What you should do:
State the count of lines below in which the word "John" appears, and add nothing.

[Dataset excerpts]

________________________

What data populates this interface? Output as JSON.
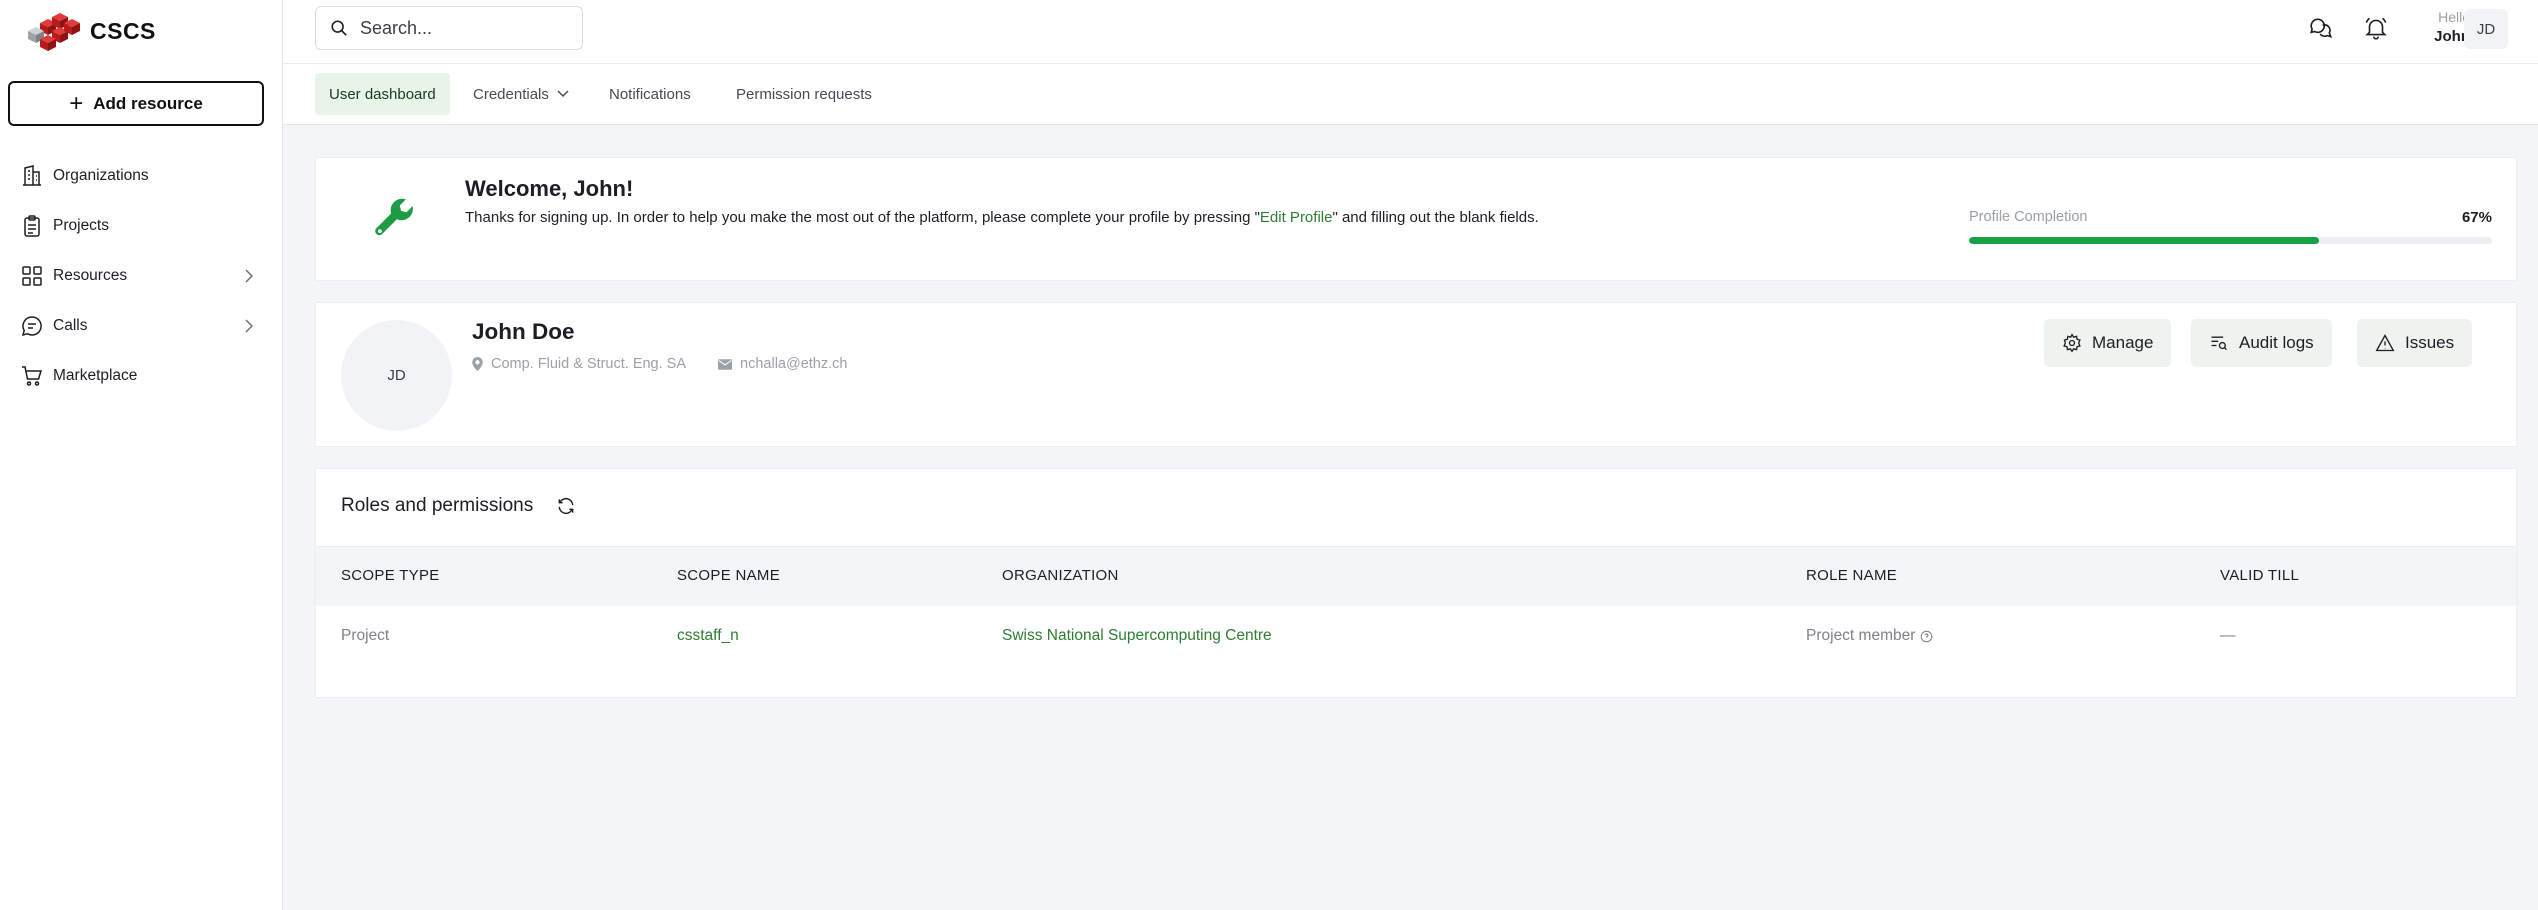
{
  "brand": {
    "name": "CSCS"
  },
  "sidebar": {
    "add_label": "Add resource",
    "items": [
      {
        "label": "Organizations",
        "icon": "building-icon",
        "has_children": false
      },
      {
        "label": "Projects",
        "icon": "clipboard-icon",
        "has_children": false
      },
      {
        "label": "Resources",
        "icon": "grid-icon",
        "has_children": true
      },
      {
        "label": "Calls",
        "icon": "chat-icon",
        "has_children": true
      },
      {
        "label": "Marketplace",
        "icon": "cart-icon",
        "has_children": false
      }
    ]
  },
  "topbar": {
    "search_placeholder": "Search...",
    "greeting": "Hello",
    "user_first": "John",
    "user_initials": "JD"
  },
  "tabs": [
    {
      "label": "User dashboard",
      "active": true
    },
    {
      "label": "Credentials",
      "active": false,
      "dropdown": true
    },
    {
      "label": "Notifications",
      "active": false
    },
    {
      "label": "Permission requests",
      "active": false
    }
  ],
  "welcome": {
    "title": "Welcome, John!",
    "text_before": "Thanks for signing up. In order to help you make the most out of the platform, please complete your profile by pressing \"",
    "link": "Edit Profile",
    "text_after": "\" and filling out the blank fields.",
    "progress_label": "Profile Completion",
    "progress_value": "67%",
    "progress_fraction": 0.67
  },
  "profile": {
    "initials": "JD",
    "name": "John Doe",
    "organization": "Comp. Fluid & Struct. Eng. SA",
    "email": "nchalla@ethz.ch",
    "actions": {
      "manage": "Manage",
      "audit": "Audit logs",
      "issues": "Issues"
    }
  },
  "roles": {
    "title": "Roles and permissions",
    "columns": [
      "SCOPE TYPE",
      "SCOPE NAME",
      "ORGANIZATION",
      "ROLE NAME",
      "VALID TILL"
    ],
    "rows": [
      {
        "scope_type": "Project",
        "scope_name": "csstaff_n",
        "organization": "Swiss National Supercomputing Centre",
        "role_name": "Project member",
        "valid_till": "—"
      }
    ]
  },
  "colors": {
    "accent": "#19a244",
    "link": "#2e7d32",
    "active_tab_bg": "#e8f3e9"
  }
}
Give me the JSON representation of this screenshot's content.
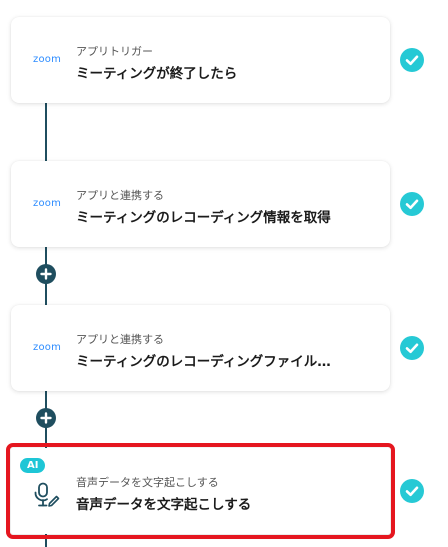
{
  "steps": [
    {
      "app": "zoom",
      "label": "アプリトリガー",
      "title": "ミーティングが終了したら",
      "status_icon": "check-circle-icon"
    },
    {
      "app": "zoom",
      "label": "アプリと連携する",
      "title": "ミーティングのレコーディング情報を取得",
      "status_icon": "check-circle-icon"
    },
    {
      "app": "zoom",
      "label": "アプリと連携する",
      "title": "ミーティングのレコーディングファイル…",
      "status_icon": "check-circle-icon"
    },
    {
      "badge": "AI",
      "icon": "microphone-pen-icon",
      "label": "音声データを文字起こしする",
      "title": "音声データを文字起こしする",
      "status_icon": "check-circle-icon"
    }
  ],
  "colors": {
    "accent": "#26c9d5",
    "connector": "#1f4e5f",
    "zoom_brand": "#2d8cff",
    "highlight": "#e5161f"
  }
}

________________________

Response to this task:
3